11 a.m. – 2 p.m., at the Great Falls Discovery Center,
2 Avenue A, Turners Falls, MA.
Cornelius will share the tale of King Hendrick, Supreme Chief of the Mohawks, and present the complex and tragic story of King Philip’s War, the tumultuous period of history that included the infamous massacre of Native American refugees at the Great Falls (Peskeompskut) on May 19, 1676.
For Cornelius, who is a Master’s degree candidate in Anthropology and holds a degree in Colonial and Native American Studies, King Philip’s War is not just an academic interest. He has connections to the Mohawk and Mohican Nations on his father’s side of his family and his mother’s forebearers were Puritans. His ancestors died on both sides of the conflict.
Nolumbeka Board Member David Brule will also speak briefly about the National Park Service Battlefield Preservation Grant recently awarded to the town of Montague. Seeking to develop a comprehensive overview of the series of deadly encounters that took place at the Great Falls in 1676, the project funded by this grant will attempt to present a balanced account of this troubling history. It plans to include, for the first time, an unfiltered perspective emerging from the oral histories of the Wampanoag of Aquinnah, Mashpee Wampanoag, Nipmuc, Narragansett and Stockbridge-Munsee tribes, as well as that of the colonials.
The gathering, which is free, is named in honor of a traditional term for November’s full moon. It will also include an opening ceremony by Strong Oak Lefevre, Circle Keeper of the Visioning B.E.AR Circle; a display of traditional Native American gardening; a raffle; and light refreshments for sale.

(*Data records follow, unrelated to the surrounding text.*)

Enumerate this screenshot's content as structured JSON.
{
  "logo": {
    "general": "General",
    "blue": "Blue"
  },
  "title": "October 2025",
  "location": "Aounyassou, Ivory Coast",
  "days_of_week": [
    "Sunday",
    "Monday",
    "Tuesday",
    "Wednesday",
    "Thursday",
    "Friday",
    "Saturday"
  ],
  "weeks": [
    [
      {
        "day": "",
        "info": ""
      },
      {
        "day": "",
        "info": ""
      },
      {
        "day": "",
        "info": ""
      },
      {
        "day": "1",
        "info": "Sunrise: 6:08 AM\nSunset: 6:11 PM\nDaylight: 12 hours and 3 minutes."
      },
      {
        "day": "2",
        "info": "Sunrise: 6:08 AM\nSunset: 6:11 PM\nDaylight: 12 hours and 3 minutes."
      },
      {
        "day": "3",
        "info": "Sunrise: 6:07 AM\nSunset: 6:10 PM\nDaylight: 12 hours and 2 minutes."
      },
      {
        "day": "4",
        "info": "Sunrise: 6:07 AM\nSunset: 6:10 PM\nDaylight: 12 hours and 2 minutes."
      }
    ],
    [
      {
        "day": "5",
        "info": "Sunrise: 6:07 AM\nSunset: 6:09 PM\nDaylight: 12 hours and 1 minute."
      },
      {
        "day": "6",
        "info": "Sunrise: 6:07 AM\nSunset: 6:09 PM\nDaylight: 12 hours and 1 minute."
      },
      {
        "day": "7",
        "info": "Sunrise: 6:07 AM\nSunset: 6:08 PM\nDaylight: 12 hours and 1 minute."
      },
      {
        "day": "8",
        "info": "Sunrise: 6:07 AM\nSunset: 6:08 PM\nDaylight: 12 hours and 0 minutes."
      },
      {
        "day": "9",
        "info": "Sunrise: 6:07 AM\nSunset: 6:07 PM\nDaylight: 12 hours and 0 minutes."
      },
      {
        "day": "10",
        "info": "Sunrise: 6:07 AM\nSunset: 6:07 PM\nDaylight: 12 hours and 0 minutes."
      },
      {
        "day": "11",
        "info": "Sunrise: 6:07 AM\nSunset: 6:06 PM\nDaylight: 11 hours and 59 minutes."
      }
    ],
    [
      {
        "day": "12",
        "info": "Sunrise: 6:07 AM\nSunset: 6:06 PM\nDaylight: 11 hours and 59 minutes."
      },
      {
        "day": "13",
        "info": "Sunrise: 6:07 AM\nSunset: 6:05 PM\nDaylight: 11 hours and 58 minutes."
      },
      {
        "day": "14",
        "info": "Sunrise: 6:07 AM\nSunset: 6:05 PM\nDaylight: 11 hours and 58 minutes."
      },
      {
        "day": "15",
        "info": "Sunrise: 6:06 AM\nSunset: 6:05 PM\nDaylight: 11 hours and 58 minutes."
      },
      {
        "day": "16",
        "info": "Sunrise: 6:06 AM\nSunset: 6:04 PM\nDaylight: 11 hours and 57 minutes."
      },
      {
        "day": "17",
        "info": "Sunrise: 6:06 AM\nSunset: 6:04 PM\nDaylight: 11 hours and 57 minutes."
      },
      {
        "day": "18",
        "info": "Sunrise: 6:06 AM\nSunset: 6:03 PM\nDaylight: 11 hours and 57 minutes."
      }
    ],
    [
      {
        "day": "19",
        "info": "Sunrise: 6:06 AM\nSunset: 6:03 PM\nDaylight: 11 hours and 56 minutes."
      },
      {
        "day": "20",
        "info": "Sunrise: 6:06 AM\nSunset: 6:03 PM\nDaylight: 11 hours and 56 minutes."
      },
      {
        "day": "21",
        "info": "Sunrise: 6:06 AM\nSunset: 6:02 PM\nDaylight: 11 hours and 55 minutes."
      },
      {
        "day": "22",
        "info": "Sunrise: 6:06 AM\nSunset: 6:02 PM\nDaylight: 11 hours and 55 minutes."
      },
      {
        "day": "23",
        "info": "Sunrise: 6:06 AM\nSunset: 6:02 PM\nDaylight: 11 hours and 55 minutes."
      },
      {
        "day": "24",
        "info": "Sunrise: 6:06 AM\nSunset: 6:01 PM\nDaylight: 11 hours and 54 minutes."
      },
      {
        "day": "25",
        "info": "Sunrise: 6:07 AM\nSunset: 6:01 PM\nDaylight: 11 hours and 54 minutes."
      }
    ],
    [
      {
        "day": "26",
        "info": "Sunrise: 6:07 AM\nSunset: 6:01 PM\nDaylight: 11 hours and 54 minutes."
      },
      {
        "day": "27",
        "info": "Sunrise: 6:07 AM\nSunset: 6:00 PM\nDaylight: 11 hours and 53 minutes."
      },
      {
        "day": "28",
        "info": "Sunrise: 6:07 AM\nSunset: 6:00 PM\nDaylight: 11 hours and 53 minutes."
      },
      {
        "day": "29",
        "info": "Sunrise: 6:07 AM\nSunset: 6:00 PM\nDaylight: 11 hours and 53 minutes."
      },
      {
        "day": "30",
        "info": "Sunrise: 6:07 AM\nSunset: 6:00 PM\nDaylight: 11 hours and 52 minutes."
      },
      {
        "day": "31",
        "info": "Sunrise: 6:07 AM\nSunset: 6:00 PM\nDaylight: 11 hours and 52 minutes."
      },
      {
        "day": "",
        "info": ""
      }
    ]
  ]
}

If you are interested in helping us out on that day, please contact Lisa McLoughlin at email@example.com